Next: Block Algorithms and Their
Up: No Title
Previous: Target Architectures
At least three factors affect the performance of portable Fortran code.

Vectorization. Designing vectorizable algorithms in linear algebra is usually straightforward.
Indeed, for many computations there are several variants, all vectorizable, but
with different characteristics in performance (see, for example,
[15]).
Linear algebra algorithms can approach the peak performance of
many machinesprincipally because peak performance depends on some form of
chaining of vector addition and multiplication operations, and this is just
what the algorithms require.
However, when the algorithms are realized in straightforward Fortran 77 code,
the performance may fall well short of the expected level, usually because
vectorizing Fortran compilers fail to minimize the number of memory
referencesthat is, the number of vector load and store operations.

Data movement.
What often limits the actual performance of a vector, or scalar,
floatingpoint unit is the rate of transfer of data between different levels
of memory in the machine. Examples include the transfer of vector operands
in and out of vector registers, the transfer of
scalar operands in and out of a
highspeed scalar processor, the movement of data between main memory and a
highspeed cache or local memory, paging between
actual memory and disk storage in a virtual memory system, and
interprocessor communication on a distributed memory concurrent computer.

Parallelism.
The nested loop structure of most linear algebra algorithms offers
considerable scope for loopbased parallelism.
This is the principal type of parallelism that LAPACK and ScaLAPACK presently
aim to exploit.

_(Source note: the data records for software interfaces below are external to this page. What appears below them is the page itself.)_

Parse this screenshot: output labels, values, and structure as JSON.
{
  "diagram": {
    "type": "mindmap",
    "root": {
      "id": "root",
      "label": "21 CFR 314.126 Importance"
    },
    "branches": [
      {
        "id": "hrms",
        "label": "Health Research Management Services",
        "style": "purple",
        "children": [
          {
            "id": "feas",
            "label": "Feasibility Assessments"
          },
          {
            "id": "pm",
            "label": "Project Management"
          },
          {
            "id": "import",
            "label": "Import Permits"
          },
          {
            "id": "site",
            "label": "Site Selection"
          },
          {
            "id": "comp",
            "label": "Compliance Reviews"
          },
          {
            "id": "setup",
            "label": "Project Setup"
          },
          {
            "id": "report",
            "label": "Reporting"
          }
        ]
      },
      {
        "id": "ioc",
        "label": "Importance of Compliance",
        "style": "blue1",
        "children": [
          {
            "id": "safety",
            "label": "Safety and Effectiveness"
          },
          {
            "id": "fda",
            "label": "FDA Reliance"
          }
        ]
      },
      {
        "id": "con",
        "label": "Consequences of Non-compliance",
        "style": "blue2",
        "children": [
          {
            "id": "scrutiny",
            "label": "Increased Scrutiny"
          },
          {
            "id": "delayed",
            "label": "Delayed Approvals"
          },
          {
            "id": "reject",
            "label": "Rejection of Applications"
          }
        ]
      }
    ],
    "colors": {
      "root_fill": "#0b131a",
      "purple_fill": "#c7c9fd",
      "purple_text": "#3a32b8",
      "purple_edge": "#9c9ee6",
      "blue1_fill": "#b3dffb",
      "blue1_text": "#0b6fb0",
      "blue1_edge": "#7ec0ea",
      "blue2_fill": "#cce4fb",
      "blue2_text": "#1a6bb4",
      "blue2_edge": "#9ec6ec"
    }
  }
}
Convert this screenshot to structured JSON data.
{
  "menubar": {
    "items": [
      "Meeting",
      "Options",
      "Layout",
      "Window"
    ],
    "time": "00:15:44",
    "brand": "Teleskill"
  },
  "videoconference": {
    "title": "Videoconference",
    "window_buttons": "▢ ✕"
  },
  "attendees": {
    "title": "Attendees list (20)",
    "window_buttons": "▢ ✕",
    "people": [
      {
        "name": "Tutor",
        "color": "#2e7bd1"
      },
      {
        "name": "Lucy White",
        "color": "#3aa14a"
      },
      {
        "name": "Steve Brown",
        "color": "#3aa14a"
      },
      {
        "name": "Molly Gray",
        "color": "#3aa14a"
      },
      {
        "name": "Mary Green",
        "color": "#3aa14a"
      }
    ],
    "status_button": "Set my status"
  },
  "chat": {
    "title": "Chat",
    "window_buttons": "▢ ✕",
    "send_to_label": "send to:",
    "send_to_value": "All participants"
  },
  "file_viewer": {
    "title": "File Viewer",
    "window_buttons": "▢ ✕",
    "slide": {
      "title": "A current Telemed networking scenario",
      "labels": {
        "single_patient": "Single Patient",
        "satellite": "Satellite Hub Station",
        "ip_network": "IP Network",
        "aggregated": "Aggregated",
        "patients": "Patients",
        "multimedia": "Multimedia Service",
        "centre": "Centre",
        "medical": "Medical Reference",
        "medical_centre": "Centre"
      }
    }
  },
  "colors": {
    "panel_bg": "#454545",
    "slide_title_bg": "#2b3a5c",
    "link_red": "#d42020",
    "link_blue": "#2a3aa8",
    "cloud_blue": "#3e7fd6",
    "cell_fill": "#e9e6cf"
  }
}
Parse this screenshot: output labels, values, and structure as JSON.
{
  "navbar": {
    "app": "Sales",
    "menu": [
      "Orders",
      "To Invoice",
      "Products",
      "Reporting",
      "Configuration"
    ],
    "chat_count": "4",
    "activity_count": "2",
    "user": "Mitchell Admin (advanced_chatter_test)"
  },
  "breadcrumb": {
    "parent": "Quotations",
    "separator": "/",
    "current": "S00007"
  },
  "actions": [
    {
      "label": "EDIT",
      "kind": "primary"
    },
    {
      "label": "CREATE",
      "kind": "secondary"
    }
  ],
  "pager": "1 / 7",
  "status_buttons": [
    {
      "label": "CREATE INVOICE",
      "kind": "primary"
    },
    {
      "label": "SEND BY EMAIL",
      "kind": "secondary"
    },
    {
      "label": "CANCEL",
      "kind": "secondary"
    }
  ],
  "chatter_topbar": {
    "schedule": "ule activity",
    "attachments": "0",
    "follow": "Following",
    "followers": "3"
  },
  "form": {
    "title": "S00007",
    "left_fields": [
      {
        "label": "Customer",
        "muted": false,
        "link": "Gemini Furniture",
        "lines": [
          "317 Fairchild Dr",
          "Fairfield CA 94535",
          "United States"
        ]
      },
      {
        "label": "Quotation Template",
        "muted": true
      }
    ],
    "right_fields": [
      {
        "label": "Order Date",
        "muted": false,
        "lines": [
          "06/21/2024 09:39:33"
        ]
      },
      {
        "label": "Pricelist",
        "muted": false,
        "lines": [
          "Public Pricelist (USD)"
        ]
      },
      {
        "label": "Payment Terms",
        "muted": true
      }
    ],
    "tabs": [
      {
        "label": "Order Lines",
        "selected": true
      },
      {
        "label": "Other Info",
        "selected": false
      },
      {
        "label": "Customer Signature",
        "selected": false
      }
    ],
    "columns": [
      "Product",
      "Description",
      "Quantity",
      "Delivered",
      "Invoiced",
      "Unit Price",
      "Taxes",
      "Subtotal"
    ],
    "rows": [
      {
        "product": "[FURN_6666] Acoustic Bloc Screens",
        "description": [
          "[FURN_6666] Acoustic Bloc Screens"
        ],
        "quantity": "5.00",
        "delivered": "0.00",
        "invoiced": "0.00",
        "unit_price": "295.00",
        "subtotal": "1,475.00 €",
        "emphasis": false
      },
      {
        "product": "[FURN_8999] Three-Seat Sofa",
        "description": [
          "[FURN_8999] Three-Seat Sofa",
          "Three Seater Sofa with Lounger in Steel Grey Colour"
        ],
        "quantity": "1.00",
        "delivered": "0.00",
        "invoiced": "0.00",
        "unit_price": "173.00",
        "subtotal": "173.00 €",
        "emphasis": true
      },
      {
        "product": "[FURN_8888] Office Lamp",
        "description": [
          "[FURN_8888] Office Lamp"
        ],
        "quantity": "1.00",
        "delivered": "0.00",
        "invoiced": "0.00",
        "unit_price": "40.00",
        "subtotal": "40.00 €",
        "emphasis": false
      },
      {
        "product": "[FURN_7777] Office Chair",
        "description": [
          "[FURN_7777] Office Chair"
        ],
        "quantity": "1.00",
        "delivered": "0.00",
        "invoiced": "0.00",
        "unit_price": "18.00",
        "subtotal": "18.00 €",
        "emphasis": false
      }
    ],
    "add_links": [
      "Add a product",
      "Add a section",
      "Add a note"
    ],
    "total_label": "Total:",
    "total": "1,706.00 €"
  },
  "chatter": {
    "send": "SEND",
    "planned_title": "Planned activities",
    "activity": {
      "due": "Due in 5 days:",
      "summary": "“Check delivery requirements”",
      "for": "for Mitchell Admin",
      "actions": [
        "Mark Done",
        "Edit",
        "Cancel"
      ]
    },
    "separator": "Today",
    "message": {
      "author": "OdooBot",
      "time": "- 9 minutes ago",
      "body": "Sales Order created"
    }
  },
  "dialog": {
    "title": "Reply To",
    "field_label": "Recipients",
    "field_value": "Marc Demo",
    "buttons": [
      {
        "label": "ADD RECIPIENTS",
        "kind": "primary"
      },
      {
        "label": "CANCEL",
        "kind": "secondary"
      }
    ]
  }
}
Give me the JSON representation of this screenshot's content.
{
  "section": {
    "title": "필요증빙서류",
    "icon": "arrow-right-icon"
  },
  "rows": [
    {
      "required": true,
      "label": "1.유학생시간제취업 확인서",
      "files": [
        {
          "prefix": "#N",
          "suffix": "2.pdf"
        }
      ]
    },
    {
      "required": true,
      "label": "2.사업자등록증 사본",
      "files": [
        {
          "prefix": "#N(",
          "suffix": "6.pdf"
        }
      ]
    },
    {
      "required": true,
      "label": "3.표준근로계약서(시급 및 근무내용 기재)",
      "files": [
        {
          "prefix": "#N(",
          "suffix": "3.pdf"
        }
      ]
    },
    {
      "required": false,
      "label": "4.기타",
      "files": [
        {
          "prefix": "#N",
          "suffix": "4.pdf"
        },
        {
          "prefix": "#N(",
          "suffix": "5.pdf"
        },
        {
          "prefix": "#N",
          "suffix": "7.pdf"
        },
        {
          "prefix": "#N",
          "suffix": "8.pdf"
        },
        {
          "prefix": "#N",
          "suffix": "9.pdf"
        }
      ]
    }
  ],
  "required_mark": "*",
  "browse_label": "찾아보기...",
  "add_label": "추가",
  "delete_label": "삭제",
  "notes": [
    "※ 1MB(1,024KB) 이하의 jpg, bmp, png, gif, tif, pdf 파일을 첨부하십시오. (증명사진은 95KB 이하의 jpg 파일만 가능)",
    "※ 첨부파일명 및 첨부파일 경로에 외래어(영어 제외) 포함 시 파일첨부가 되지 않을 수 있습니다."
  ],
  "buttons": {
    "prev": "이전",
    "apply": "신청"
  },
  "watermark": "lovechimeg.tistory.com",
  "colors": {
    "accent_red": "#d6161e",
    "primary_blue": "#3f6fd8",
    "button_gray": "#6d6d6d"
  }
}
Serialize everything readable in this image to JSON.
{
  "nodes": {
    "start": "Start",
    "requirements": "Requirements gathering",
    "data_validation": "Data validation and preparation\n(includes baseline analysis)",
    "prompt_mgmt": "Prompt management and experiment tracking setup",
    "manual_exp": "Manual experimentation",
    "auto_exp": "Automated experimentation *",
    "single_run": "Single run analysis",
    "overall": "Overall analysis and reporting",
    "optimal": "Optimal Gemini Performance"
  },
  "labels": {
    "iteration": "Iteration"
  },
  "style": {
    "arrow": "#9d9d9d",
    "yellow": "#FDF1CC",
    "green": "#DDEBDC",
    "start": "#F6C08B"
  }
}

On shared memory concurrent computers, this type of
parallelism can sometimes be generated automatically
by a compiler, but often requires the insertion of compiler directives.
On distributed memory concurrent computers, data must be moved between
processors. This is usually done by explicit calls to message passing routines,
although parallel language extensions such as Coherent Parallel C
[29] and SplitC [13] do the message passing
implicitly.
The question arises,
``How can we achieve sufficient control over
these three factors
to obtain the levels of performance that machines can offer?''
The answer is through use of the BLAS.
There are now three levels of BLAS:
 Level 1 BLAS [40]:
 for vector operations, such as
 Level 2 BLAS [18]:
 for matrixvector operations, such as
 Level 3 BLAS [17]:
 for matrixmatrix operations, such as
.
Here, A, B and C are matrices, x and y are vectors, and and
are scalars.
The Level 1 BLAS are used in LAPACK,
but for convenience rather than
for performance: they perform an insignificant fraction of the computation,
and they cannot achieve high efficiency on most modern supercomputers.
The Level 2 BLAS can achieve nearpeak performance
on many vector processors,
such as a single processor of a CRAY XMP or YMP, or Convex C2 machine.
However, on other vector processors such as a CRAY2 or an IBM 3090 VF,
the performance of the Level 2 BLAS is limited by the rate of data movement between different
levels of memory.
The Level 3 BLAS overcome this
limitation.
This third level of BLAS
performs
floatingpoint operations on data, whereas the Level 2 BLAS
perform only operations on data.
The Level 3 BLAS also allow us to exploit parallelism in a way that is transparent
to the software that calls them.
While the Level 2 BLAS offer some scope for exploiting parallelism, greater
scope is provided by the Level 3 BLAS, as Table 1 illustrates.
Table 1: Speed (Megaflops) of Level 2 and Level 3 BLAS Operations on a
CRAY YMP. All matrices are of order 500; U is upper triangular.
Next: Block Algorithms and Their
Up: No Title
Previous: Target Architectures
Jack Dongarra
Sun Feb 9 10:05:05 EST 1997